93

As a Flask beginner, I can't understand how request.args is used. I read somewhere that it is used to return values of query string (correct me if I'm wrong) and how many parameters request.args.get() takes.

I know that when I have to store submitted form data, I can use fname = request.form.get("firstname"). Here, only one parameter is passed, whereas the code below takes two parameters.

@app.route("/")
def home():
    cnx = db_connect()
    cur = cnx.cursor()
    output = []

    page = request.args.get('page', 1)

    try:
        page = int(page)
        skip = (page-1)*4
    except:
        abort(404)
   
    stmt_select = "select * from posts limit %s, 4;"
    values=[skip]

    cur.execute(stmt_select,values)
    x=cur.fetchall()

    for row in reversed(x):
        data = {
           "uid":row[0],
           "pid":row[1],
           "subject":row[2],
           "post_content":row[3],
           "date":datetime.fromtimestamp(row[4]),
        }
        output.append(data)
    
    next = page + 1
    previous = page-1
    if previous<1:
    previous=1
    return render_template("home.html", persons=output, next=next, previous=previous)

Please explain why it takes two parameters, and then what its use is.

140

According to the flask.Request.args documents.

flask.Request.args
A MultiDict with the parsed contents of the query string. (The part in the URL after the question mark).

So the args.get() is method get() for MultiDict, whose prototype is as follows:

get(key, default=None, type=None)

In newer version of flask (v1.0.x and v1.1.x), flask.Request.args is an ImmutableMultiDict(an immutable MultiDict), so the prototype and specific method above are still valid.

1
  • 1
    Things might have changed since the answer was posted. The documentation says: By default an ImmutableMultiDict is returned from this function. May 29 '19 at 16:06
34

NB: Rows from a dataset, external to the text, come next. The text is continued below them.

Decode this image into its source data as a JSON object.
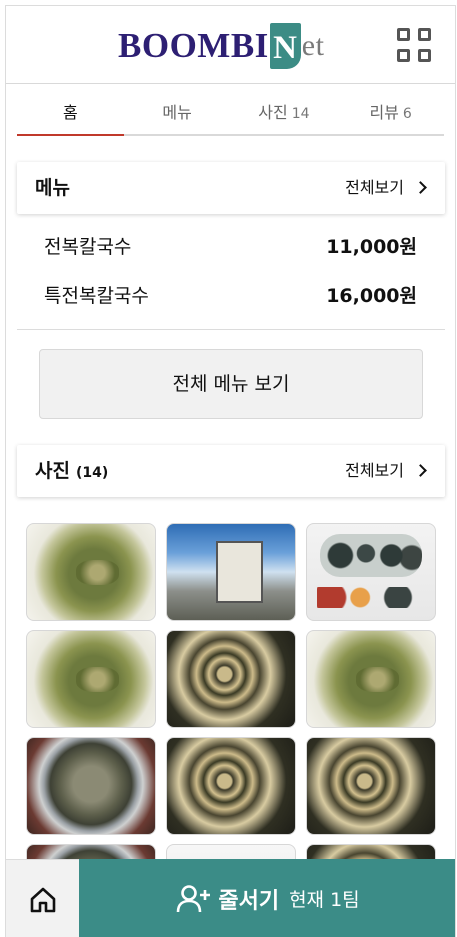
{
  "header": {
    "logo": {
      "part1": "BOOMBI",
      "part2": "N",
      "part3": "et"
    },
    "menu_icon": "grid-icon"
  },
  "tabs": [
    {
      "label": "홈",
      "count": "",
      "active": true
    },
    {
      "label": "메뉴",
      "count": "",
      "active": false
    },
    {
      "label": "사진",
      "count": "14",
      "active": false
    },
    {
      "label": "리뷰",
      "count": "6",
      "active": false
    }
  ],
  "menu_section": {
    "title": "메뉴",
    "more_label": "전체보기",
    "items": [
      {
        "name": "전복칼국수",
        "price": "11,000원"
      },
      {
        "name": "특전복칼국수",
        "price": "16,000원"
      }
    ],
    "full_menu_button": "전체 메뉴 보기"
  },
  "photo_section": {
    "title": "사진",
    "count": "(14)",
    "more_label": "전체보기",
    "photos": [
      {
        "alt": "soup"
      },
      {
        "alt": "sign"
      },
      {
        "alt": "abalone"
      },
      {
        "alt": "soup"
      },
      {
        "alt": "noodle"
      },
      {
        "alt": "soup"
      },
      {
        "alt": "bowl"
      },
      {
        "alt": "noodle"
      },
      {
        "alt": "noodle"
      },
      {
        "alt": "bowl"
      },
      {
        "alt": "snow"
      },
      {
        "alt": "noodle"
      }
    ]
  },
  "bottom_bar": {
    "home_icon": "home-icon",
    "queue_icon": "person-add-icon",
    "queue_label": "줄서기",
    "queue_status": "현재 1팀"
  },
  "colors": {
    "accent": "#3b8c87",
    "tab_indicator": "#c0392b",
    "logo_dark": "#2d1f73"
  }
}
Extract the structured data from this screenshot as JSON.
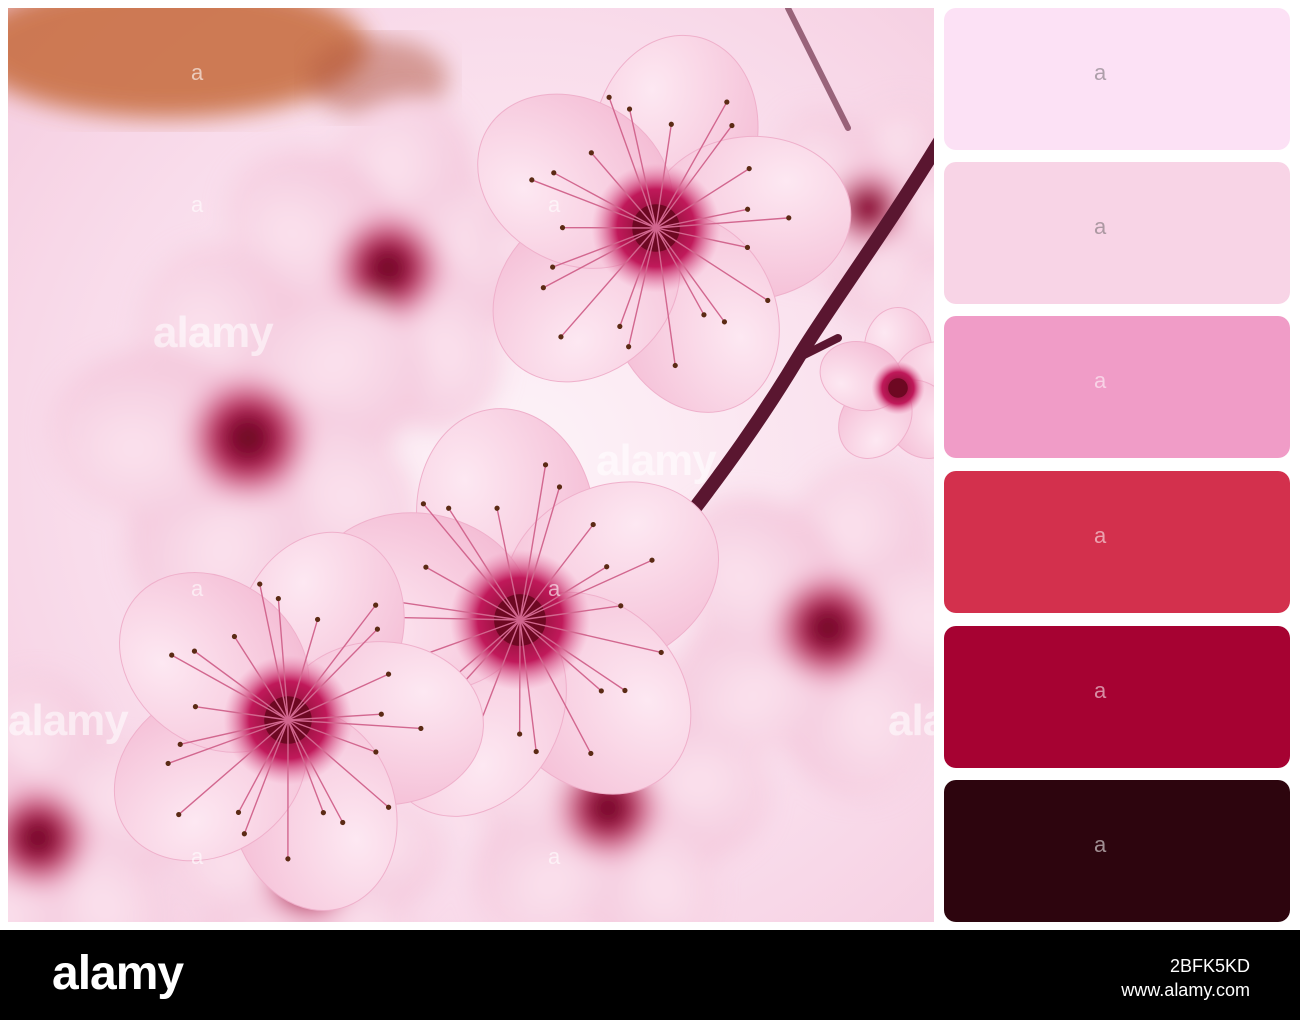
{
  "photo": {
    "watermark_text": "alamy",
    "watermark_glyph": "a"
  },
  "palette": {
    "swatches": [
      {
        "name": "pale-pink",
        "color": "#fce1f5"
      },
      {
        "name": "light-pink",
        "color": "#f8d4e6"
      },
      {
        "name": "medium-pink",
        "color": "#f09cc7"
      },
      {
        "name": "crimson",
        "color": "#d3304d"
      },
      {
        "name": "dark-red",
        "color": "#a60232"
      },
      {
        "name": "deep-maroon",
        "color": "#2d050e"
      }
    ],
    "watermark_glyph": "a"
  },
  "footer": {
    "logo": "alamy",
    "image_id": "2BFK5KD",
    "url": "www.alamy.com"
  }
}
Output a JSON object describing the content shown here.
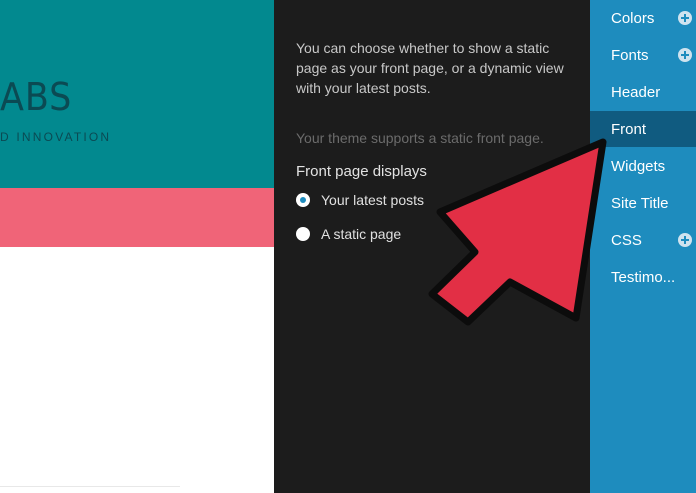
{
  "preview": {
    "brand": "ABS",
    "tagline": "D INNOVATION",
    "colors": {
      "hero": "#02898f",
      "band": "#f06478"
    }
  },
  "panel": {
    "description": "You can choose whether to show a static page as your front page, or a dynamic view with your latest posts.",
    "hint": "Your theme supports a static front page.",
    "front_page_label": "Front page displays",
    "options": [
      {
        "label": "Your latest posts",
        "checked": true
      },
      {
        "label": "A static page",
        "checked": false
      }
    ]
  },
  "menu": {
    "items": [
      {
        "label": "Colors",
        "has_expand": true,
        "active": false
      },
      {
        "label": "Fonts",
        "has_expand": true,
        "active": false
      },
      {
        "label": "Header",
        "has_expand": false,
        "active": false
      },
      {
        "label": "Front",
        "has_expand": false,
        "active": true
      },
      {
        "label": "Widgets",
        "has_expand": false,
        "active": false
      },
      {
        "label": "Site Title",
        "has_expand": false,
        "active": false
      },
      {
        "label": "CSS",
        "has_expand": true,
        "active": false
      },
      {
        "label": "Testimo...",
        "has_expand": false,
        "active": false
      }
    ],
    "colors": {
      "background": "#1e8cbe",
      "active": "#105b80"
    }
  },
  "annotation": {
    "arrow_color": "#e22f45"
  }
}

As a newbie using Flask and Python myself, I think some of the other answers here take for granted that you have a good understanding of the fundamentals. In case you or other readers don't, I'll give more context

... request.args returns a "dictionary" object for you. The "dictionary" object is similar to other collection-type of objects in Python, in that it can store many elements in one single object. Therefore the answer to your question

And how many parameters request.args.get() takes.

It will take only one object, a "dictionary" type of object (as stated in the previous answers). This "dictionary" object, however, can have as many elements as needed... (dictionaries have paired elements called Key, Value).

Other collection-type of objects besides "dictionaries", would be "tuple", and "list"... you can run a google search on those and "data structures" in order to learn other Python fundamentals. This answer is based Python; I don't have an idea if the same applies to other programming languages.

3

request.args is a MultiDict with the parsed contents of the query string. From the documentation of get method:

get(key, default=None, type=None)

Return the default value if the requested data doesn’t exist. If type is provided and is a callable it should convert the value, return it or raise a ValueError if that is not possible.

2
2

It has some interesting behaviour in some cases that is good to be aware of:

from werkzeug.datastructures import MultiDict

d = MultiDict([("ex1", ""), ("ex2", None)])

d.get("ex1", "alternive")
# returns: ''

d.get("ex2", "alternative")
# returns no visible output of any kind
# It is returning literally None, so if you do:
d.get("ex2", "alternative") is None
# it returns: True

d.get("ex3", "alternative")
# returns: 'alternative'
4
  • 1
    This seems like exactly the behavior that one would expect - what are the interesting cases/behaviors you meant?
    – Nathan
    Apr 13 '18 at 3:38
  • 1
    MultiDict.get(key, default=None, type=None) doesn't return the default value in the event that the stored value is "falsey". It looks for the key, and if it doesn't find the key in the my_dict.keys() list, then it returns the default value provided. If you want a default value in the case that the key is either missing or "falsey", then you'd want something like: "alternative" if not d.get("ext1", False) else d.get("ext1") Oct 11 '18 at 18:48
  • Wow, years back. My point, like blackfedora mentions above, was that I expected d.get("ex1", "alternative") and d.get("ex2", "alternative") both to return the alternative value, since their actual value is falsy. Mar 30 '20 at 10:21
  • use d.get("ex1") or "alternative" to get "alternative" if "ex1" not in d or is a falsy value. d.get("ex1", "alternative") means get "alternative" as default value if "ex1" not in d.
    – Haili Sun
    May 12 '21 at 12:05

Your Answer

By clicking “Post Your Answer”, you agree to our terms of service, privacy policy and cookie policy

Not the answer you're looking for? Browse other questions tagged or ask your own question.